Sometime after Rudy and Wilma were married, they moved to St. Louis. Rudy became a TV repairman for Famous-Barr Department Stores. He worked back in the days when a TV repairman would actually make house calls, carrying all the parts, like TV tubes, that were necessary to make the repairs. Many of the stories I heard Rudy tell involved his days at this job. He would tell about some of the wild and crazy people he would visit all over the St. Louis area, and even across the river in East St. Louis.
Another activity that inspired Rudy’s stories was dancing. Rudy and Wilma loved this activity, and would regularly travel around St. Louis to visit places where they could dance the night away. Although I never met Wilma, I can just imagine Rudy and her gliding gracefully across the dance floor enjoying each other’s company with big smiles on their faces.

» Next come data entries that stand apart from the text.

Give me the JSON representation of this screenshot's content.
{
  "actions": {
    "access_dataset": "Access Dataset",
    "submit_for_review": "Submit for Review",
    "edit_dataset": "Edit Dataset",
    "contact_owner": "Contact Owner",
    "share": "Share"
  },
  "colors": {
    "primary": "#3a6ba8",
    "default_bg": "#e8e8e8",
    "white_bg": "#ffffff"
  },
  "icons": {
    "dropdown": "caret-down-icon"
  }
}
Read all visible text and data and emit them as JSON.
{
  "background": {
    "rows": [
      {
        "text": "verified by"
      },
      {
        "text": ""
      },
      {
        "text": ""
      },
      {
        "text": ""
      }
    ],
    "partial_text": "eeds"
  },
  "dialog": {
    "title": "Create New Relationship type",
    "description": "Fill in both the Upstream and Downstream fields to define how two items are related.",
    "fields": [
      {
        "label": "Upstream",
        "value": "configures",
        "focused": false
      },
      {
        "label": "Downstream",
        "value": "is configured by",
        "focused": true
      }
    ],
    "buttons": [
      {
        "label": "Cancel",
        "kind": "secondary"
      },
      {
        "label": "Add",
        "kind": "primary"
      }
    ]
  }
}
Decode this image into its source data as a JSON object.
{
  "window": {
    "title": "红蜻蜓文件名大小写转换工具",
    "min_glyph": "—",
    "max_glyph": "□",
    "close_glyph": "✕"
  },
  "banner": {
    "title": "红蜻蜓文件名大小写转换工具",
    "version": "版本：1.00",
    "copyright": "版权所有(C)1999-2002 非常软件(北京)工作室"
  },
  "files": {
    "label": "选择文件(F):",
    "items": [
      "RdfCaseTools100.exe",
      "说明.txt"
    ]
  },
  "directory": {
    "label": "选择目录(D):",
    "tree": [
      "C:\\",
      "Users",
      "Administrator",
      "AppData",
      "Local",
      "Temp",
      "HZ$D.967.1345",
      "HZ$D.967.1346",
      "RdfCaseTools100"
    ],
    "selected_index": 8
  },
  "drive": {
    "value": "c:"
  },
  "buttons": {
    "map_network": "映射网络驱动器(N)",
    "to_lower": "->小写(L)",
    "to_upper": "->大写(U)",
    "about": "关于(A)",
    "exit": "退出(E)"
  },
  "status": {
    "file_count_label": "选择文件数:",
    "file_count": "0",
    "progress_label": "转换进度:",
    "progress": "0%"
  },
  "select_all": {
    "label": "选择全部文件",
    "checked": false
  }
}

After moving back to New Wells, Rudy, among other things, became a docent at our museum. This photo was taken of Rudy a few years back at the museum.
Wilma died in 2014 at the age of 83. I know Rudy missed her terribly after her death. He told me so. Below is Wilma’s obituary.
Another talent that Rudy had was painting. Not just painting houses. He had real talent at doing very delicate painting as well as the painting of landscapes. I was blessed to see several of Rudy’s paintings. I saw one that he had been asked to do of the Loeber parsonage that once stood in Altenburg. After it was on display in our museum for a while, it was given to member of the Loeber family. We do have one of Rudy’s paintings being exhibited in our museum right now. A photo of it is shown below. It is a painting of the Log Cabin College as it may have looked before a pavilion was constructed over it to help preserve it.
After the altar, pulpit, and baptismal font were donated to our museum after St. Paul’s Lutheran Church in Wittenberg closed, it was in bad need of a paint job. These items had been through several floods and were in bad shape. Rudy came to the rescue. He gave these worship artifacts a good paint job which involved quite intricate work. I think you would agree that he has made these items regain their original splendor.
Rudy died this past week on June 1st at the age of 94. His obituary is shown here.
Below are the two photos used when Wilma and Rudy’s obituaries were published.
Yesterday, Rudy’s friends and family gathered for his funeral and celebrated his life and entry into heaven. Rudy was buried with his wife in the Immanuel Lutheran Cemetery in New Wells. The gravestone shown below will soon have Rudy’s death date etched on it.
I know we at the Lutheran Heritage Center & Museum can state firmly when remembering Rudy, “Well done, good and faithful servant.”